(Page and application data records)
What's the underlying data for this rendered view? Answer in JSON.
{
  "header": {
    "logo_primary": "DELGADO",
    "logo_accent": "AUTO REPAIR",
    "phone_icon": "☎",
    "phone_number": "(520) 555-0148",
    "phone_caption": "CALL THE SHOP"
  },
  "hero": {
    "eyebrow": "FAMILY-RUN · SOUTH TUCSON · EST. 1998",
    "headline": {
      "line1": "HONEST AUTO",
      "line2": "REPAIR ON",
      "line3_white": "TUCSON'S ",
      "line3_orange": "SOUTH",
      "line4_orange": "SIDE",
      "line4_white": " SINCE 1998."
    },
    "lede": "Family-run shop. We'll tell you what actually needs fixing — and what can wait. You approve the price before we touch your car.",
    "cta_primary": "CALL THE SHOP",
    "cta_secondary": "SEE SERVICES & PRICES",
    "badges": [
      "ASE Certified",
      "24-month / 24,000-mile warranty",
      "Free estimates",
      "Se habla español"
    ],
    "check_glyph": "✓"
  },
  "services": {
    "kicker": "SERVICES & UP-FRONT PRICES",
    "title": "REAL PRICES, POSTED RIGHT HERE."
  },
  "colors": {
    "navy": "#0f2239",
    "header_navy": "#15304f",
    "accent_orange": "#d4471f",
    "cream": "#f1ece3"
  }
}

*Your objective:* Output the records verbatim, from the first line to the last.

*Answer box:*
What's the underlying data for this rendered view? Answer in JSON.
{
  "header": {
    "logo_primary": "DELGADO",
    "logo_accent": "AUTO REPAIR",
    "phone_icon": "☎",
    "phone_number": "(520) 555-0148",
    "phone_caption": "CALL THE SHOP"
  },
  "hero": {
    "eyebrow": "FAMILY-RUN · SOUTH TUCSON · EST. 1998",
    "headline": {
      "line1": "HONEST AUTO",
      "line2": "REPAIR ON",
      "line3_white": "TUCSON'S ",
      "line3_orange": "SOUTH",
      "line4_orange": "SIDE",
      "line4_white": " SINCE 1998."
    },
    "lede": "Family-run shop. We'll tell you what actually needs fixing — and what can wait. You approve the price before we touch your car.",
    "cta_primary": "CALL THE SHOP",
    "cta_secondary": "SEE SERVICES & PRICES",
    "badges": [
      "ASE Certified",
      "24-month / 24,000-mile warranty",
      "Free estimates",
      "Se habla español"
    ],
    "check_glyph": "✓"
  },
  "services": {
    "kicker": "SERVICES & UP-FRONT PRICES",
    "title": "REAL PRICES, POSTED RIGHT HERE."
  },
  "colors": {
    "navy": "#0f2239",
    "header_navy": "#15304f",
    "accent_orange": "#d4471f",
    "cream": "#f1ece3"
  }
}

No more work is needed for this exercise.